- Generate more candidates from person-to-person and internet sources than from job fairs and newspaper ads.
- Research shows that candidates from those sources tend to have better retention.
- Hire people quickly – top candidates are off the market within 5 to 10 business days.
- The recruiting process measures key milestones at each phase in the process.
- Data comparing recruiting source and retention results are tracked and analyzed.
- Execution of the recruiting plan is more critical than recruiting strategy.
Link the right predictive assessments for job candidate evaluation
In step 2, understanding what the job looks like is a critical step to achieving great hiring results. Once these competencies are understood, the hiring team can then determine which assessments are the right match for the job families.
For example, if multi-tasking is an important competency, a simulation will offer a better candidate evaluation than a structured interview. A personality assessment will provide a better match for job fit than a simulation product.
In general, using a combination of assessments creates a more balanced evaluation of the job candidate resulting in a more predictive solution.
Validate the relationship between the hiring process and the business outcomes
The use of assessments should always be accompanied by another Best Practice – validation models that provide statistical evidence of the link between a candidate’s assessment performance and his/her on-the-job performance and tenure. This allows hiring managers to make quality decisions about job candidates by ensuring they meet or exceed a validated cut-off point on the pre-hire assessments. The use of objective assessments, calibrated against retention and job performance is a critical Best Practice for any firm attempting to reduce early stage attrition and improve early stage new hire performance.
If a job analysis is the foundation on which a pre-hire process will be constructed, the validation study is the framework that will determine whether assessments will be used properly and deliver value. FurstPerson believes that best-practice validation research is designed specifically for each organization based on factors in the business environment and job types. Although there are occasions when circumstances dictate using a content and/or construct validation strategy, a criterion-related validation studies should be used whenever possible. The rationale for conducting a quantitative validation study is very simple: it is the surest way to accurately align the assessments and indices of job performance in a customer’s operating environment.
Follow these same steps for hiring Team Leaders
Best Practice organizations understand that the Supervisor or Team Leader position is potentially the most critical position on a contact center production floor. Organizations cannot assume that a good frontline agent means a good Team Leader. Contact center agent attrition in the first two to twelve months is significantly influenced by the ability and behavior of the Team Leader.
Best Practice organizations evaluate candidates for Team Leader positions just like they do for
- Understand the business outcomes and performance metrics for Team Leader job performance
- Use a job analysis process to define the competencies that drive job success
- Validate the assessments to make sure they drive successful job performance
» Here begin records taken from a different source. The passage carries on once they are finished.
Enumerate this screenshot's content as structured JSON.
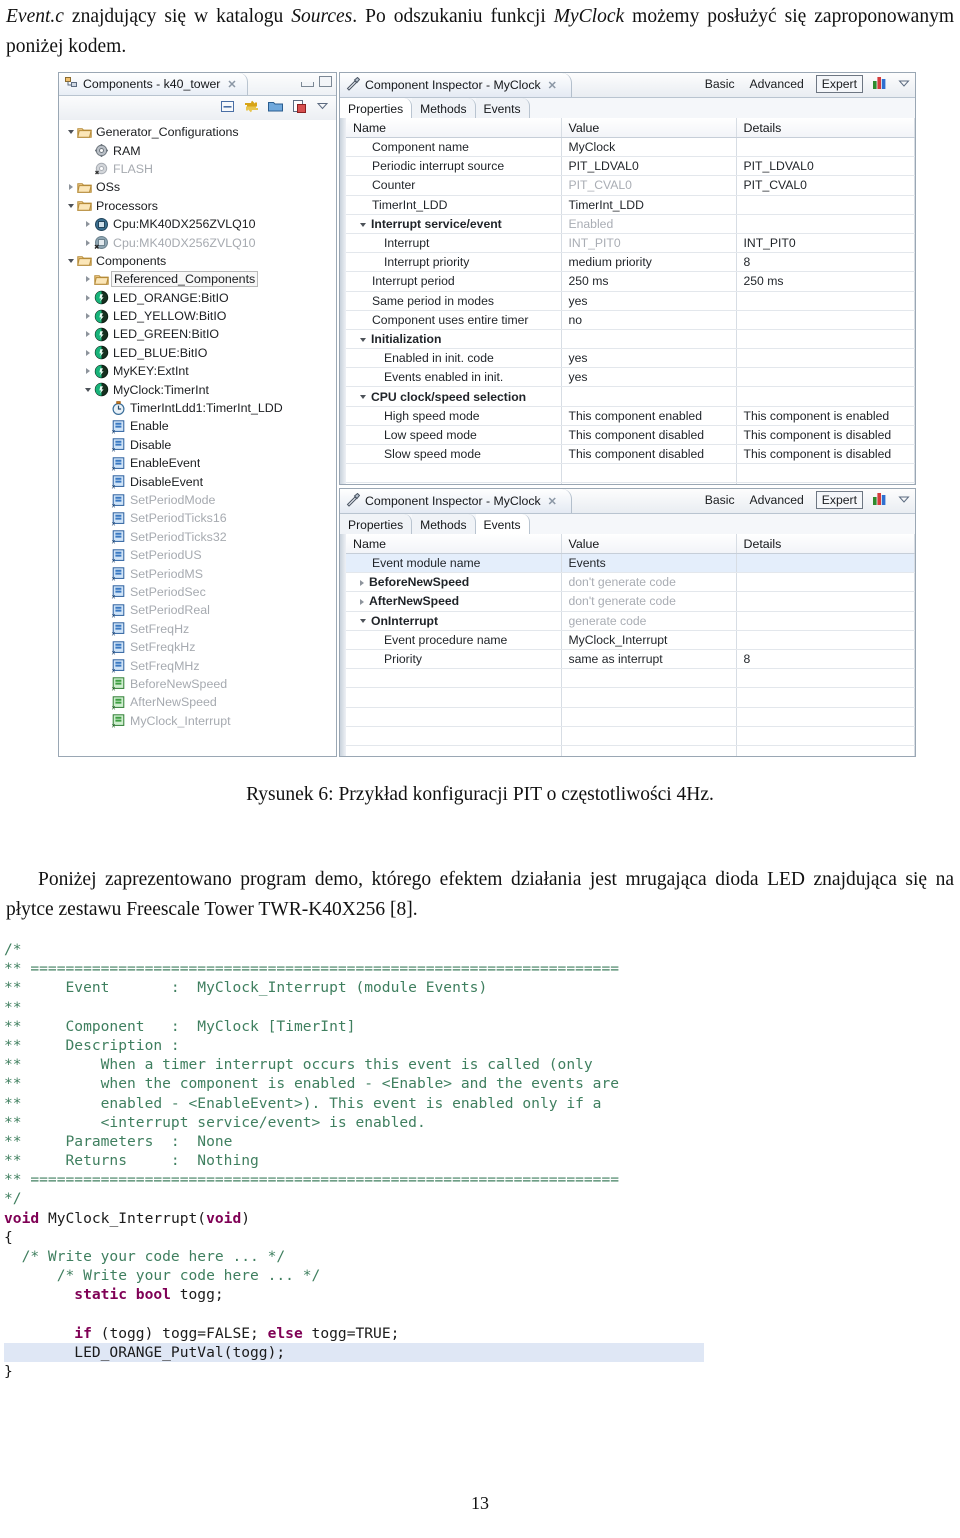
{
  "document": {
    "intro_paragraph": [
      {
        "t": "Event.c",
        "i": true
      },
      {
        "t": " znajdujący się w katalogu ",
        "i": false
      },
      {
        "t": "Sources",
        "i": true
      },
      {
        "t": ". Po odszukaniu funkcji ",
        "i": false
      },
      {
        "t": "MyClock",
        "i": true
      },
      {
        "t": " możemy posłużyć się zaproponowanym poniżej kodem.",
        "i": false
      }
    ],
    "figure_caption": "Rysunek 6: Przykład konfiguracji PIT o częstotliwości 4Hz.",
    "demo_paragraph": "Poniżej zaprezentowano program demo, którego efektem działania jest mrugająca dioda LED znajdująca się na płytce zestawu Freescale Tower TWR-K40X256 [8].",
    "page_number": "13"
  },
  "components_view": {
    "tab_title": "Components - k40_tower",
    "tab_icon": "components-icon",
    "close_label": "✕",
    "window_buttons": [
      "minimize",
      "maximize"
    ],
    "toolbar_icons": [
      "collapse-all-icon",
      "refresh-sync-icon",
      "folder-icon",
      "export-icon",
      "view-menu-chevron-icon"
    ],
    "tree": [
      {
        "label": "Generator_Configurations",
        "indent": 0,
        "arrow": "expanded",
        "icon": "folder-icon",
        "dim": false
      },
      {
        "label": "RAM",
        "indent": 1,
        "arrow": "none",
        "icon": "gear-icon",
        "dim": false
      },
      {
        "label": "FLASH",
        "indent": 1,
        "arrow": "none",
        "icon": "gear-disabled-icon",
        "dim": true
      },
      {
        "label": "OSs",
        "indent": 0,
        "arrow": "collapsed",
        "icon": "folder-icon",
        "dim": false
      },
      {
        "label": "Processors",
        "indent": 0,
        "arrow": "expanded",
        "icon": "folder-icon",
        "dim": false
      },
      {
        "label": "Cpu:MK40DX256ZVLQ10",
        "indent": 1,
        "arrow": "collapsed",
        "icon": "cpu-icon",
        "dim": false
      },
      {
        "label": "Cpu:MK40DX256ZVLQ10",
        "indent": 1,
        "arrow": "collapsed",
        "icon": "cpu-disabled-icon",
        "dim": true
      },
      {
        "label": "Components",
        "indent": 0,
        "arrow": "expanded",
        "icon": "folder-icon",
        "dim": false
      },
      {
        "label": "Referenced_Components",
        "indent": 1,
        "arrow": "collapsed",
        "icon": "folder-icon",
        "dim": false,
        "boxed": true
      },
      {
        "label": "LED_ORANGE:BitIO",
        "indent": 1,
        "arrow": "collapsed",
        "icon": "component-icon",
        "dim": false
      },
      {
        "label": "LED_YELLOW:BitIO",
        "indent": 1,
        "arrow": "collapsed",
        "icon": "component-icon",
        "dim": false
      },
      {
        "label": "LED_GREEN:BitIO",
        "indent": 1,
        "arrow": "collapsed",
        "icon": "component-icon",
        "dim": false
      },
      {
        "label": "LED_BLUE:BitIO",
        "indent": 1,
        "arrow": "collapsed",
        "icon": "component-icon",
        "dim": false
      },
      {
        "label": "MyKEY:ExtInt",
        "indent": 1,
        "arrow": "collapsed",
        "icon": "component-icon",
        "dim": false
      },
      {
        "label": "MyClock:TimerInt",
        "indent": 1,
        "arrow": "expanded",
        "icon": "component-icon",
        "dim": false
      },
      {
        "label": "TimerIntLdd1:TimerInt_LDD",
        "indent": 2,
        "arrow": "none",
        "icon": "timer-icon",
        "dim": false
      },
      {
        "label": "Enable",
        "indent": 2,
        "arrow": "none",
        "icon": "method-icon",
        "dim": false
      },
      {
        "label": "Disable",
        "indent": 2,
        "arrow": "none",
        "icon": "method-icon",
        "dim": false
      },
      {
        "label": "EnableEvent",
        "indent": 2,
        "arrow": "none",
        "icon": "method-icon",
        "dim": false
      },
      {
        "label": "DisableEvent",
        "indent": 2,
        "arrow": "none",
        "icon": "method-icon",
        "dim": false
      },
      {
        "label": "SetPeriodMode",
        "indent": 2,
        "arrow": "none",
        "icon": "method-icon",
        "dim": true
      },
      {
        "label": "SetPeriodTicks16",
        "indent": 2,
        "arrow": "none",
        "icon": "method-icon",
        "dim": true
      },
      {
        "label": "SetPeriodTicks32",
        "indent": 2,
        "arrow": "none",
        "icon": "method-icon",
        "dim": true
      },
      {
        "label": "SetPeriodUS",
        "indent": 2,
        "arrow": "none",
        "icon": "method-icon",
        "dim": true
      },
      {
        "label": "SetPeriodMS",
        "indent": 2,
        "arrow": "none",
        "icon": "method-icon",
        "dim": true
      },
      {
        "label": "SetPeriodSec",
        "indent": 2,
        "arrow": "none",
        "icon": "method-icon",
        "dim": true
      },
      {
        "label": "SetPeriodReal",
        "indent": 2,
        "arrow": "none",
        "icon": "method-icon",
        "dim": true
      },
      {
        "label": "SetFreqHz",
        "indent": 2,
        "arrow": "none",
        "icon": "method-icon",
        "dim": true
      },
      {
        "label": "SetFreqkHz",
        "indent": 2,
        "arrow": "none",
        "icon": "method-icon",
        "dim": true
      },
      {
        "label": "SetFreqMHz",
        "indent": 2,
        "arrow": "none",
        "icon": "method-icon",
        "dim": true
      },
      {
        "label": "BeforeNewSpeed",
        "indent": 2,
        "arrow": "none",
        "icon": "event-icon",
        "dim": true
      },
      {
        "label": "AfterNewSpeed",
        "indent": 2,
        "arrow": "none",
        "icon": "event-icon",
        "dim": true
      },
      {
        "label": "MyClock_Interrupt",
        "indent": 2,
        "arrow": "none",
        "icon": "event-icon",
        "dim": true
      }
    ]
  },
  "inspector_properties": {
    "tab_title": "Component Inspector - MyClock",
    "tab_icon": "inspector-icon",
    "close_label": "✕",
    "modes": [
      "Basic",
      "Advanced",
      "Expert"
    ],
    "active_mode": "Expert",
    "chart_icon": "bar-chart-icon",
    "menu_icon": "view-menu-chevron-icon",
    "sub_tabs": [
      "Properties",
      "Methods",
      "Events"
    ],
    "active_sub_tab": "Properties",
    "columns": [
      "Name",
      "Value",
      "Details"
    ],
    "rows": [
      {
        "name": "Component name",
        "level": 1,
        "group": false,
        "arrow": "none",
        "value": "MyClock",
        "value_gray": false,
        "details": ""
      },
      {
        "name": "Periodic interrupt source",
        "level": 1,
        "group": false,
        "arrow": "none",
        "value": "PIT_LDVAL0",
        "value_gray": false,
        "details": "PIT_LDVAL0"
      },
      {
        "name": "Counter",
        "level": 1,
        "group": false,
        "arrow": "none",
        "value": "PIT_CVAL0",
        "value_gray": true,
        "details": "PIT_CVAL0"
      },
      {
        "name": "TimerInt_LDD",
        "level": 1,
        "group": false,
        "arrow": "none",
        "value": "TimerInt_LDD",
        "value_gray": false,
        "details": ""
      },
      {
        "name": "Interrupt service/event",
        "level": 0,
        "group": true,
        "arrow": "expanded",
        "value": "Enabled",
        "value_gray": true,
        "details": ""
      },
      {
        "name": "Interrupt",
        "level": 2,
        "group": false,
        "arrow": "none",
        "value": "INT_PIT0",
        "value_gray": true,
        "details": "INT_PIT0"
      },
      {
        "name": "Interrupt priority",
        "level": 2,
        "group": false,
        "arrow": "none",
        "value": "medium priority",
        "value_gray": false,
        "details": "8"
      },
      {
        "name": "Interrupt period",
        "level": 1,
        "group": false,
        "arrow": "none",
        "value": "250 ms",
        "value_gray": false,
        "details": "250 ms"
      },
      {
        "name": "Same period in modes",
        "level": 1,
        "group": false,
        "arrow": "none",
        "value": "yes",
        "value_gray": false,
        "details": ""
      },
      {
        "name": "Component uses entire timer",
        "level": 1,
        "group": false,
        "arrow": "none",
        "value": "no",
        "value_gray": false,
        "details": ""
      },
      {
        "name": "Initialization",
        "level": 0,
        "group": true,
        "arrow": "expanded",
        "value": "",
        "value_gray": false,
        "details": ""
      },
      {
        "name": "Enabled in init. code",
        "level": 2,
        "group": false,
        "arrow": "none",
        "value": "yes",
        "value_gray": false,
        "details": ""
      },
      {
        "name": "Events enabled in init.",
        "level": 2,
        "group": false,
        "arrow": "none",
        "value": "yes",
        "value_gray": false,
        "details": ""
      },
      {
        "name": "CPU clock/speed selection",
        "level": 0,
        "group": true,
        "arrow": "expanded",
        "value": "",
        "value_gray": false,
        "details": ""
      },
      {
        "name": "High speed mode",
        "level": 2,
        "group": false,
        "arrow": "none",
        "value": "This component enabled",
        "value_gray": false,
        "details": "This component is enabled"
      },
      {
        "name": "Low speed mode",
        "level": 2,
        "group": false,
        "arrow": "none",
        "value": "This component disabled",
        "value_gray": false,
        "details": "This component is disabled"
      },
      {
        "name": "Slow speed mode",
        "level": 2,
        "group": false,
        "arrow": "none",
        "value": "This component disabled",
        "value_gray": false,
        "details": "This component is disabled"
      },
      {
        "name": "",
        "level": 1,
        "group": false,
        "arrow": "none",
        "value": "",
        "value_gray": false,
        "details": ""
      },
      {
        "name": "",
        "level": 1,
        "group": false,
        "arrow": "none",
        "value": "",
        "value_gray": false,
        "details": ""
      }
    ]
  },
  "inspector_events": {
    "tab_title": "Component Inspector - MyClock",
    "tab_icon": "inspector-icon",
    "close_label": "✕",
    "modes": [
      "Basic",
      "Advanced",
      "Expert"
    ],
    "active_mode": "Expert",
    "chart_icon": "bar-chart-icon",
    "menu_icon": "view-menu-chevron-icon",
    "sub_tabs": [
      "Properties",
      "Methods",
      "Events"
    ],
    "active_sub_tab": "Events",
    "columns": [
      "Name",
      "Value",
      "Details"
    ],
    "rows": [
      {
        "name": "Event module name",
        "level": 1,
        "group": false,
        "arrow": "none",
        "value": "Events",
        "value_gray": false,
        "details": "",
        "selected": true
      },
      {
        "name": "BeforeNewSpeed",
        "level": 0,
        "group": true,
        "arrow": "collapsed",
        "value": "don't generate code",
        "value_gray": true,
        "details": "",
        "selected": false
      },
      {
        "name": "AfterNewSpeed",
        "level": 0,
        "group": true,
        "arrow": "collapsed",
        "value": "don't generate code",
        "value_gray": true,
        "details": "",
        "selected": false
      },
      {
        "name": "OnInterrupt",
        "level": 0,
        "group": true,
        "arrow": "expanded",
        "value": "generate code",
        "value_gray": true,
        "details": "",
        "selected": false
      },
      {
        "name": "Event procedure name",
        "level": 2,
        "group": false,
        "arrow": "none",
        "value": "MyClock_Interrupt",
        "value_gray": false,
        "details": "",
        "selected": false
      },
      {
        "name": "Priority",
        "level": 2,
        "group": false,
        "arrow": "none",
        "value": "same as interrupt",
        "value_gray": false,
        "details": "8",
        "selected": false
      },
      {
        "name": "",
        "level": 1,
        "group": false,
        "arrow": "none",
        "value": "",
        "value_gray": false,
        "details": "",
        "selected": false
      },
      {
        "name": "",
        "level": 1,
        "group": false,
        "arrow": "none",
        "value": "",
        "value_gray": false,
        "details": "",
        "selected": false
      },
      {
        "name": "",
        "level": 1,
        "group": false,
        "arrow": "none",
        "value": "",
        "value_gray": false,
        "details": "",
        "selected": false
      },
      {
        "name": "",
        "level": 1,
        "group": false,
        "arrow": "none",
        "value": "",
        "value_gray": false,
        "details": "",
        "selected": false
      },
      {
        "name": "",
        "level": 1,
        "group": false,
        "arrow": "none",
        "value": "",
        "value_gray": false,
        "details": "",
        "selected": false
      }
    ]
  },
  "code_listing": {
    "language": "c",
    "lines": [
      [
        {
          "t": "/*",
          "c": "cm"
        }
      ],
      [
        {
          "t": "** ===================================================================",
          "c": "cm"
        }
      ],
      [
        {
          "t": "**     Event       :  MyClock_Interrupt (module Events)",
          "c": "cm"
        }
      ],
      [
        {
          "t": "**",
          "c": "cm"
        }
      ],
      [
        {
          "t": "**     Component   :  MyClock [TimerInt]",
          "c": "cm"
        }
      ],
      [
        {
          "t": "**     Description :",
          "c": "cm"
        }
      ],
      [
        {
          "t": "**         When a timer interrupt occurs this event is called (only",
          "c": "cm"
        }
      ],
      [
        {
          "t": "**         when the component is enabled - <Enable> and the events are",
          "c": "cm"
        }
      ],
      [
        {
          "t": "**         enabled - <EnableEvent>). This event is enabled only if a",
          "c": "cm"
        }
      ],
      [
        {
          "t": "**         <interrupt service/event> is enabled.",
          "c": "cm"
        }
      ],
      [
        {
          "t": "**     Parameters  :  None",
          "c": "cm"
        }
      ],
      [
        {
          "t": "**     Returns     :  Nothing",
          "c": "cm"
        }
      ],
      [
        {
          "t": "** ===================================================================",
          "c": "cm"
        }
      ],
      [
        {
          "t": "*/",
          "c": "cm"
        }
      ],
      [
        {
          "t": "void",
          "c": "kw"
        },
        {
          "t": " MyClock_Interrupt(",
          "c": "id"
        },
        {
          "t": "void",
          "c": "kw"
        },
        {
          "t": ")",
          "c": "id"
        }
      ],
      [
        {
          "t": "{",
          "c": "id"
        }
      ],
      [
        {
          "t": "  /* Write your code here ... */",
          "c": "cm"
        }
      ],
      [
        {
          "t": "      /* Write your code here ... */",
          "c": "cm"
        }
      ],
      [
        {
          "t": "        ",
          "c": "id"
        },
        {
          "t": "static bool",
          "c": "kw"
        },
        {
          "t": " togg;",
          "c": "id"
        }
      ],
      [
        {
          "t": "",
          "c": "id"
        }
      ],
      [
        {
          "t": "        ",
          "c": "id"
        },
        {
          "t": "if",
          "c": "kw"
        },
        {
          "t": " (togg) togg=FALSE; ",
          "c": "id"
        },
        {
          "t": "else",
          "c": "kw"
        },
        {
          "t": " togg=TRUE;",
          "c": "id"
        }
      ],
      [
        {
          "t": "        LED_ORANGE_PutVal(togg);",
          "c": "id",
          "hl": true
        }
      ],
      [
        {
          "t": "}",
          "c": "id"
        }
      ]
    ],
    "highlighted_line_index": 21
  }
}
Rinse, repeat, and quantify for results improvement and to determine the financial payback
Best Practice organizations that have achieved low early stage turnover continue to rinse and repeat the processes outlined in this paper. These organizations use an Employment Lifecycle approach that revisits the hiring process via systematic data analysis on a regularly scheduled basis (e.g., every 12 to 18 months). The job analysis is revisited for updated requirements or changes. The validation study is re-run, taking advantage of all the data collected to fine-tune the scoring. The result is a data-driven process that allows HR to demonstrate and quantify improvements and progress within the hiring process. This leads to strong returns for investing in the hiring process. Organizations can see returns ranging from $3 to $20 for each $1 invested in Best Practice hiring processes.